Could you return all of the entries word for word, minus any pictures?
===== INPUT MATERIAL =====
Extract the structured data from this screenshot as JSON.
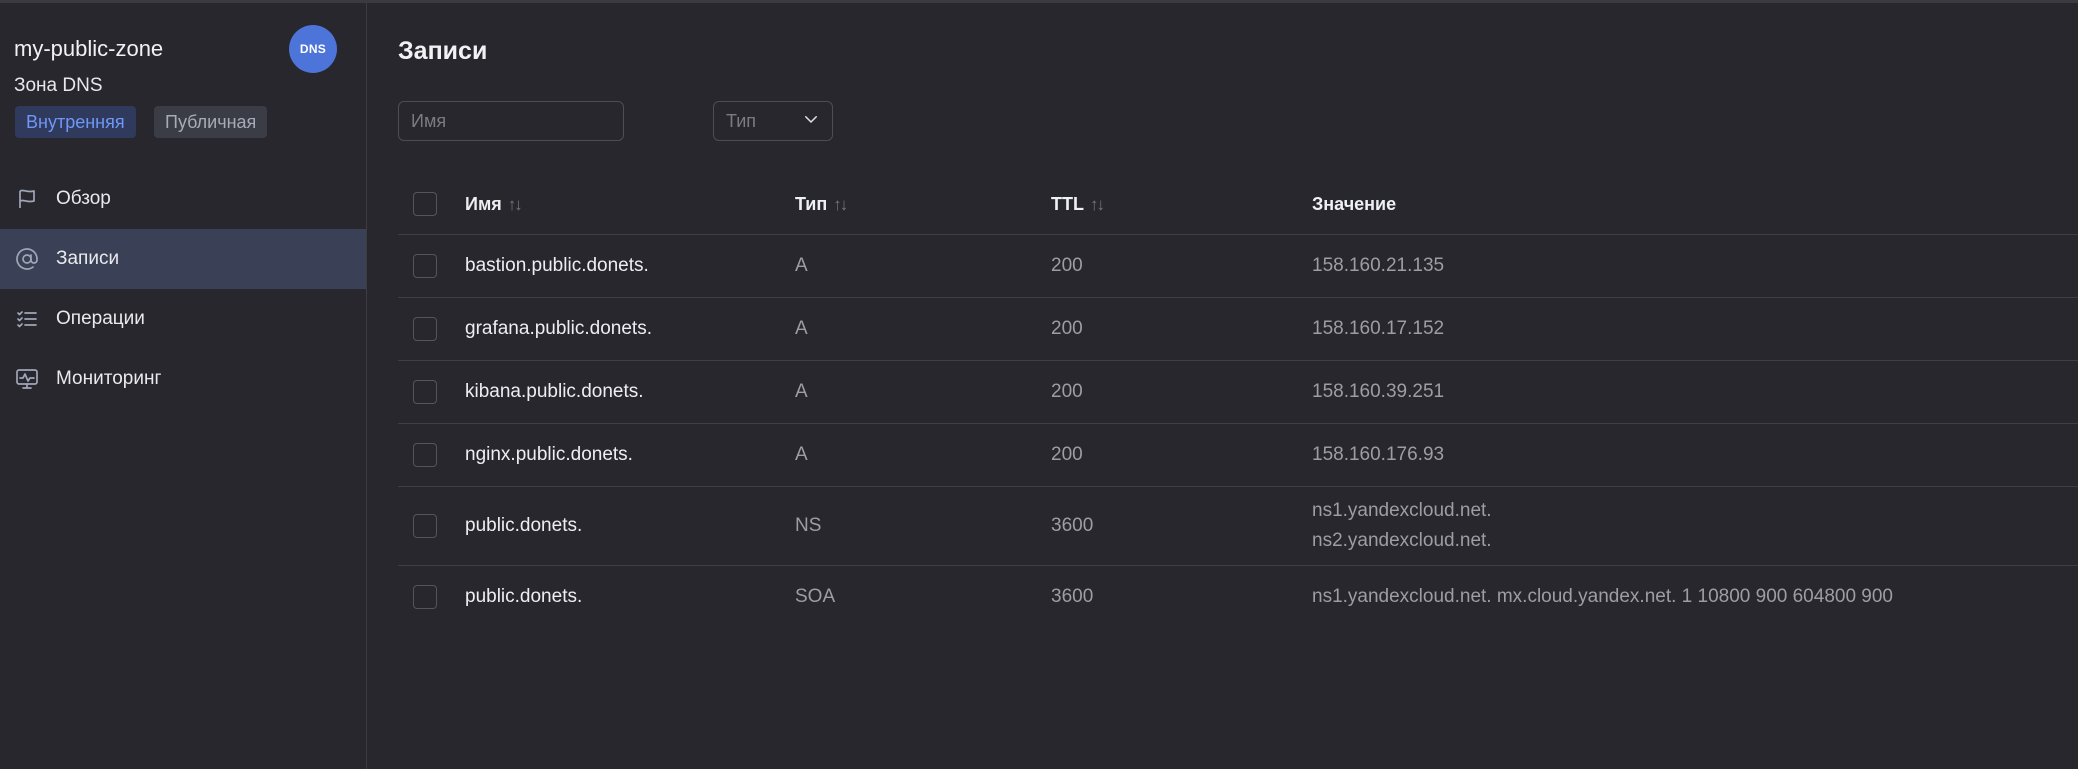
{
  "zone": {
    "name": "my-public-zone",
    "subtitle": "Зона DNS",
    "badge": "DNS",
    "tags": [
      "Внутренняя",
      "Публичная"
    ]
  },
  "nav": [
    {
      "label": "Обзор",
      "icon": "flag-icon"
    },
    {
      "label": "Записи",
      "icon": "at-icon"
    },
    {
      "label": "Операции",
      "icon": "checklist-icon"
    },
    {
      "label": "Мониторинг",
      "icon": "monitor-icon"
    }
  ],
  "page": {
    "title": "Записи",
    "name_placeholder": "Имя",
    "type_placeholder": "Тип"
  },
  "table": {
    "headers": {
      "name": "Имя",
      "type": "Тип",
      "ttl": "TTL",
      "value": "Значение",
      "sort_glyph": "↑↓"
    },
    "rows": [
      {
        "name": "bastion.public.donets.",
        "type": "A",
        "ttl": "200",
        "value": [
          "158.160.21.135"
        ]
      },
      {
        "name": "grafana.public.donets.",
        "type": "A",
        "ttl": "200",
        "value": [
          "158.160.17.152"
        ]
      },
      {
        "name": "kibana.public.donets.",
        "type": "A",
        "ttl": "200",
        "value": [
          "158.160.39.251"
        ]
      },
      {
        "name": "nginx.public.donets.",
        "type": "A",
        "ttl": "200",
        "value": [
          "158.160.176.93"
        ]
      },
      {
        "name": "public.donets.",
        "type": "NS",
        "ttl": "3600",
        "value": [
          "ns1.yandexcloud.net.",
          "ns2.yandexcloud.net."
        ]
      },
      {
        "name": "public.donets.",
        "type": "SOA",
        "ttl": "3600",
        "value": [
          "ns1.yandexcloud.net. mx.cloud.yandex.net. 1 10800 900 604800 900"
        ]
      }
    ]
  },
  "colors": {
    "accent": "#4d74d9",
    "active_nav": "#3a4056",
    "background": "#28272d"
  }
}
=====
WRITTEN ANSWER:
Extract the structured data from this screenshot as JSON.
{
  "zone": {
    "name": "my-public-zone",
    "subtitle": "Зона DNS",
    "badge": "DNS",
    "tags": [
      "Внутренняя",
      "Публичная"
    ]
  },
  "nav": [
    {
      "label": "Обзор",
      "icon": "flag-icon"
    },
    {
      "label": "Записи",
      "icon": "at-icon"
    },
    {
      "label": "Операции",
      "icon": "checklist-icon"
    },
    {
      "label": "Мониторинг",
      "icon": "monitor-icon"
    }
  ],
  "page": {
    "title": "Записи",
    "name_placeholder": "Имя",
    "type_placeholder": "Тип"
  },
  "table": {
    "headers": {
      "name": "Имя",
      "type": "Тип",
      "ttl": "TTL",
      "value": "Значение",
      "sort_glyph": "↑↓"
    },
    "rows": [
      {
        "name": "bastion.public.donets.",
        "type": "A",
        "ttl": "200",
        "value": [
          "158.160.21.135"
        ]
      },
      {
        "name": "grafana.public.donets.",
        "type": "A",
        "ttl": "200",
        "value": [
          "158.160.17.152"
        ]
      },
      {
        "name": "kibana.public.donets.",
        "type": "A",
        "ttl": "200",
        "value": [
          "158.160.39.251"
        ]
      },
      {
        "name": "nginx.public.donets.",
        "type": "A",
        "ttl": "200",
        "value": [
          "158.160.176.93"
        ]
      },
      {
        "name": "public.donets.",
        "type": "NS",
        "ttl": "3600",
        "value": [
          "ns1.yandexcloud.net.",
          "ns2.yandexcloud.net."
        ]
      },
      {
        "name": "public.donets.",
        "type": "SOA",
        "ttl": "3600",
        "value": [
          "ns1.yandexcloud.net. mx.cloud.yandex.net. 1 10800 900 604800 900"
        ]
      }
    ]
  },
  "colors": {
    "accent": "#4d74d9",
    "active_nav": "#3a4056",
    "background": "#28272d"
  }
}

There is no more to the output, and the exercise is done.